Medium-plus ruby-red with a cherry-red rim. The nose starts broad and brawny, slipping for a moment into bright red berries before settling into a medium intensity mix of sweet coffee inflected red cherry, some higher tones continue to evolve. Almost painful intensity of high-toned fruit – very, very impressive! Good acidity and very good tannins though not so svelte as those in de Montilles’ Les Mitans. Great length – a King in waiting – I think the next test shouldn’t be before 2012.
|des Comtes Lafon, Volnay 1er Santenots-du Milieu |
Deep colour and still very-much cherry-red. The nose starts very tight, slowly adding weight to provide primary cherry fruit with a faint edge of oak toast. A couple of hours after opening there is a very pleasant and truly Volnay impression. Crushing intensity and powerful, velvety, tannins that are 90% covered by the fruit. Good acidity. This is a higher-toned, less obviously sweet rendition of Volnay that, despite it’s concentration, is a little less ‘burly’ than most others, still some oak too. An hour after opening, there’s even an element of friendliness! Very good length, though not quite in the vein of the Clos des Ducs. Certainly the wine that will require longest in the cellar; given how young a recent 1990 tasted, I see no reason to consider drinking this before 2015.
|Nicolas Potel, Volnay 1er Clos des Chênes |
Medium-plus ruby-red with a cherry-red rim. The nose is wide, some sweet red-cherry and floral notes, slightly mineral too, but not so deep as some. Having had this wine a few times before, I really expected that it might better the Clos des Ducs and the Lafon wine – it’s very impressive, but doesn’t manage to raise the performance bar. Where the previous two wines combine amazing intensity with panoramic width, this one has the concentration but has a much tighter presentation – certainly a rounder shape and nicer texture for sure. The finish is a very good and shows hints of oak spice. Hard to compare as the personality is so different, but on this showing a little behind the top two.
|Marquis d’Angerville, Volnay 1er Fremiets |
Medium ruby-red. A trace of mustiness on opening, but wide, open and fresh red fruitiness thereafter. Medium-plus intensity, mostly in the mid-palate onwards, and again very nice freshness. Frankly rather simple after the previous three wines but, in isolation, tasty with a youthful vivacity. The length is average in this company, but a nice wine to have at under 30 Euros. Rather like the wine from Guyon, in any vintage other than 99, very fine, but in 99 only above average!
|Remoissenet Père et Fils, Volnay 1er Santenots |

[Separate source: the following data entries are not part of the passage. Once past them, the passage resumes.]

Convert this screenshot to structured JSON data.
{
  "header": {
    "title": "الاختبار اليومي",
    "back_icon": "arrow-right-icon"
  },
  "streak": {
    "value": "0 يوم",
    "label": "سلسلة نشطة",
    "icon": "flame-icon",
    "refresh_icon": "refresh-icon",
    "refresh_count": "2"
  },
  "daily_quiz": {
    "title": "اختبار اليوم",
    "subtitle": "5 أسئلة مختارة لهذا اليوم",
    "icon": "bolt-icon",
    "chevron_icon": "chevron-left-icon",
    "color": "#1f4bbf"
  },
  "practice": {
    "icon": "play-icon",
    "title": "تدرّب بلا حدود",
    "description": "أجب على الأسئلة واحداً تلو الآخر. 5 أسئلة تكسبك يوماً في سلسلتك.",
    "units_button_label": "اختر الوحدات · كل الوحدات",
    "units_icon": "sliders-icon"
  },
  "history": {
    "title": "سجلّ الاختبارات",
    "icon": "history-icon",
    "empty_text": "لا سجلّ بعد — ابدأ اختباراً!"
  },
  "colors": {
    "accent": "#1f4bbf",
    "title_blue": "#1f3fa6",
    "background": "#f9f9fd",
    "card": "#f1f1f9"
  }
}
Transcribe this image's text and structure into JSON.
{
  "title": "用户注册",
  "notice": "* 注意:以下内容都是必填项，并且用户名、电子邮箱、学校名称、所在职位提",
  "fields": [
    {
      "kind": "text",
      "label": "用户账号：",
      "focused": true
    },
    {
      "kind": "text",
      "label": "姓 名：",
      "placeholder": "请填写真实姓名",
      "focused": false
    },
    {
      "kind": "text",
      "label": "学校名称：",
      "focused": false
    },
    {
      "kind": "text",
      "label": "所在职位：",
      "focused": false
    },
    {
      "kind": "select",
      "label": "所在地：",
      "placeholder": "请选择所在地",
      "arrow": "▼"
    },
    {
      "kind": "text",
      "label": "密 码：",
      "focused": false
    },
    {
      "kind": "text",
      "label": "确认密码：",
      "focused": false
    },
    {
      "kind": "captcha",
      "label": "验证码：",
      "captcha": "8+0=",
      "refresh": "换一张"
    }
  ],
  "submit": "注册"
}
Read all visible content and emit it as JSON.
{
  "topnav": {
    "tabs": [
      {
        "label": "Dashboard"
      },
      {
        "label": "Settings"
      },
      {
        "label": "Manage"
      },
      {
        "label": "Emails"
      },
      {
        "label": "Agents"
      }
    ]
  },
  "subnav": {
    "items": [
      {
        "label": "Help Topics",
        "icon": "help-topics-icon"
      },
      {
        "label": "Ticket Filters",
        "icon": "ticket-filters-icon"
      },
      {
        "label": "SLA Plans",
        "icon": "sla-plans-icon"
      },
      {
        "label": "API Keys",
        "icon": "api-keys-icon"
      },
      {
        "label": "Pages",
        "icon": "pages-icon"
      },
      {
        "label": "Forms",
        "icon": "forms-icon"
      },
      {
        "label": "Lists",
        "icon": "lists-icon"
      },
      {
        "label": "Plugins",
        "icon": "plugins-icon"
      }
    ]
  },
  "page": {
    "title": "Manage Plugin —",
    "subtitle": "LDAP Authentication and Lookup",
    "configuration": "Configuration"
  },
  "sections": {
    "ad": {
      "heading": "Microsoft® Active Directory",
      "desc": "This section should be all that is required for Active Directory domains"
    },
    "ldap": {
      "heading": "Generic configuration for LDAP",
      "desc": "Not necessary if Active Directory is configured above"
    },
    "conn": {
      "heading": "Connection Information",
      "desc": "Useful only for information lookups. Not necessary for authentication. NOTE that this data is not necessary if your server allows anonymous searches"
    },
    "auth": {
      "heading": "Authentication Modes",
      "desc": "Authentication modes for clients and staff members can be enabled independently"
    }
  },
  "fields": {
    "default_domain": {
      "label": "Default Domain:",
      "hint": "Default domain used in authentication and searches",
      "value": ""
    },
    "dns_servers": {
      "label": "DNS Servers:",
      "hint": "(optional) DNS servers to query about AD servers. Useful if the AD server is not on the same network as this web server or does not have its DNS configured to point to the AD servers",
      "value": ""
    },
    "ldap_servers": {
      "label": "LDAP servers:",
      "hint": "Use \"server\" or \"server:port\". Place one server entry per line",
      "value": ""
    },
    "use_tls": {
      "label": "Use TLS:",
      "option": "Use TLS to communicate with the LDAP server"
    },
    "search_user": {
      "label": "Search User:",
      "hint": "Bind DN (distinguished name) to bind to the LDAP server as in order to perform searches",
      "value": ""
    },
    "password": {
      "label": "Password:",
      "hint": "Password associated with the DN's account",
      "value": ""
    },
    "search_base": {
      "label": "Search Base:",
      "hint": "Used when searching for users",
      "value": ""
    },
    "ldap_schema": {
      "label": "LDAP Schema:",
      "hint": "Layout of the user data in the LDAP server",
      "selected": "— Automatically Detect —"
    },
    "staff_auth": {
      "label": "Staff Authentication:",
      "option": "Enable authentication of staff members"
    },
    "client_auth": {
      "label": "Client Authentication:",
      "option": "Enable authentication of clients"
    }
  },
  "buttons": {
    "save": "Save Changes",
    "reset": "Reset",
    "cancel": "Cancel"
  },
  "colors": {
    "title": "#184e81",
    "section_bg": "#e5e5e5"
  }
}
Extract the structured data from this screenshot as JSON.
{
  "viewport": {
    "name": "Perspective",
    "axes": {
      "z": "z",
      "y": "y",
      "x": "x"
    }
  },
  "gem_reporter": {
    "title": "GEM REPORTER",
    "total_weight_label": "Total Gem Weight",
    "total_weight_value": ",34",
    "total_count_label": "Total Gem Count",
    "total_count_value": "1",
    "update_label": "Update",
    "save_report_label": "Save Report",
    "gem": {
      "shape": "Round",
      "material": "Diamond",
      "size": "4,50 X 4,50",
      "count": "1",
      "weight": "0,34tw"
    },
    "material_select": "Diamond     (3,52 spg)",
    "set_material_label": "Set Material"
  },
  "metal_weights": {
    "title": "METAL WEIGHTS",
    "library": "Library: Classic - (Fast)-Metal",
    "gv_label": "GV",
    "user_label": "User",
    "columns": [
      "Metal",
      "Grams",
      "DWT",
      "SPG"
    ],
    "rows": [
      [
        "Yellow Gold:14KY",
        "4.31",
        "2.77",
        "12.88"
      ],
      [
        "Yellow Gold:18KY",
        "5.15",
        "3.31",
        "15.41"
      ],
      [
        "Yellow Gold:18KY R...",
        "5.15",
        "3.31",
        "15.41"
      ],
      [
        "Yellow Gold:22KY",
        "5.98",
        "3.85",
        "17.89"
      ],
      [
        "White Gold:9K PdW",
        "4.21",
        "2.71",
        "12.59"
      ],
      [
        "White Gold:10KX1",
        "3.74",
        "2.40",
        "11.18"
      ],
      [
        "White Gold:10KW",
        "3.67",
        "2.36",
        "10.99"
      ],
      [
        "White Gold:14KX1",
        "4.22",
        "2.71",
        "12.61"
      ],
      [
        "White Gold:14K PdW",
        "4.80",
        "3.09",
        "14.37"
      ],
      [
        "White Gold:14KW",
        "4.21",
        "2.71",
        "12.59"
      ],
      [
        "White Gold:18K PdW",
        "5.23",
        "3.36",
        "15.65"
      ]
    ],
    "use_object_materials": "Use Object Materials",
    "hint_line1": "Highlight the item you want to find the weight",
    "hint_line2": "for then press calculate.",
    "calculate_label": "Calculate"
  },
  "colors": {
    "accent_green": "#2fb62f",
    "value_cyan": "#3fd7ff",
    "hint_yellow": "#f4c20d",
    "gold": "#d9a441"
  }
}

Medium-minus ruby-red colour. There’s a faintly savoury edge to the high-toned red fruit, even some orange tones and pine notes. No real excitement to start with, but gradually gains interest. The palate is fresh and red-shaded. Medium intensity fruit with medium well-grained tannins, slightly astringent. The acidity is almost good, coupling well to the sweet, medium-plus, stewed-tea finish. Very well balanced and nice enough wine, but it’s a little ‘flat’, and not close to the quality any of the other 1er Crus here. I’d rather drink the Lafarge village wines.
|Antonin Guyon, Volnay Clos des Chênes |
Deep ruby with virtually no fading. High tones and low, even a green fruit note against a creamy background. Very fresh palate with a wonderfully creamy depth to the fruit – not the ultimate that 99 can offer, but in any other vintage quite profound. The tannin is held to the background by the extract and the very fine, creamy length, still with a trace of oak. Just a little disappointing on the nose, but still top of the class in any year but 99.
|Nicolas Potel, Volnay En Chevret |
Medium-plus cherry-red colour. A forward and stylish nose that is both wide and complex – high-toned red fruit and violets framed with caramel notes. Similar interest for the palate; if not the intensity of the top wines in the mouth then it matches for interest and complexity. The tannins are less elegant than some, but given the overall performance this is a minor quibble. A very lovely creamy finish. Excellent